Work required = All entries below must be given again exactly as they stand.

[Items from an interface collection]
◆ ◆ ◆ ◆ ◆
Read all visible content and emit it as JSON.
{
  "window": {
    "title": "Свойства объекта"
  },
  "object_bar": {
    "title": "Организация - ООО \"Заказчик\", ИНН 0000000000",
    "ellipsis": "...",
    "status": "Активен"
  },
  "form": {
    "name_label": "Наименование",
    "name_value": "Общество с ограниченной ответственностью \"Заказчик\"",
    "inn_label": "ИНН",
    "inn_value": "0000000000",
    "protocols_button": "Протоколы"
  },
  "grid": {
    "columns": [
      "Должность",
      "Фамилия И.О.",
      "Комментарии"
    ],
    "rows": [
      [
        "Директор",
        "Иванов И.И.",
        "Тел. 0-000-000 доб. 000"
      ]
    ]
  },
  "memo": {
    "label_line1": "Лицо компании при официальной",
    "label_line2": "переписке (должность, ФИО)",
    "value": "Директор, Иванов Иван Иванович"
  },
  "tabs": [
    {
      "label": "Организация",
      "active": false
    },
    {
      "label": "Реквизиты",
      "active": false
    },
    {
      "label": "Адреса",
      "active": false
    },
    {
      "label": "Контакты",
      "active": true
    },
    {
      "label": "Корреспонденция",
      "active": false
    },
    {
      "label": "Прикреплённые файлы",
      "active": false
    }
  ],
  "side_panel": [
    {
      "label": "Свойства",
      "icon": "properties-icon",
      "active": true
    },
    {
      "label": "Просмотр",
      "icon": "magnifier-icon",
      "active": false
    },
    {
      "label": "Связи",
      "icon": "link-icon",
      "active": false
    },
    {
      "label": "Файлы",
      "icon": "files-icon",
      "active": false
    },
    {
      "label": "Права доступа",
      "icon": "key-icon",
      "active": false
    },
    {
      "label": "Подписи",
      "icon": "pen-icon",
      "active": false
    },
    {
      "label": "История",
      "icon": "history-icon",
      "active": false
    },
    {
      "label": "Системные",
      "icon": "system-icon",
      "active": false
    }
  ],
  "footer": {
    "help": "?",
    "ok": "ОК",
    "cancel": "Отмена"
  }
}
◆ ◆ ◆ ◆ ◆
Response for this exercise =
Read all visible content and emit it as JSON.
{
  "window": {
    "title": "Свойства объекта"
  },
  "object_bar": {
    "title": "Организация - ООО \"Заказчик\", ИНН 0000000000",
    "ellipsis": "...",
    "status": "Активен"
  },
  "form": {
    "name_label": "Наименование",
    "name_value": "Общество с ограниченной ответственностью \"Заказчик\"",
    "inn_label": "ИНН",
    "inn_value": "0000000000",
    "protocols_button": "Протоколы"
  },
  "grid": {
    "columns": [
      "Должность",
      "Фамилия И.О.",
      "Комментарии"
    ],
    "rows": [
      [
        "Директор",
        "Иванов И.И.",
        "Тел. 0-000-000 доб. 000"
      ]
    ]
  },
  "memo": {
    "label_line1": "Лицо компании при официальной",
    "label_line2": "переписке (должность, ФИО)",
    "value": "Директор, Иванов Иван Иванович"
  },
  "tabs": [
    {
      "label": "Организация",
      "active": false
    },
    {
      "label": "Реквизиты",
      "active": false
    },
    {
      "label": "Адреса",
      "active": false
    },
    {
      "label": "Контакты",
      "active": true
    },
    {
      "label": "Корреспонденция",
      "active": false
    },
    {
      "label": "Прикреплённые файлы",
      "active": false
    }
  ],
  "side_panel": [
    {
      "label": "Свойства",
      "icon": "properties-icon",
      "active": true
    },
    {
      "label": "Просмотр",
      "icon": "magnifier-icon",
      "active": false
    },
    {
      "label": "Связи",
      "icon": "link-icon",
      "active": false
    },
    {
      "label": "Файлы",
      "icon": "files-icon",
      "active": false
    },
    {
      "label": "Права доступа",
      "icon": "key-icon",
      "active": false
    },
    {
      "label": "Подписи",
      "icon": "pen-icon",
      "active": false
    },
    {
      "label": "История",
      "icon": "history-icon",
      "active": false
    },
    {
      "label": "Системные",
      "icon": "system-icon",
      "active": false
    }
  ],
  "footer": {
    "help": "?",
    "ok": "ОК",
    "cancel": "Отмена"
  }
}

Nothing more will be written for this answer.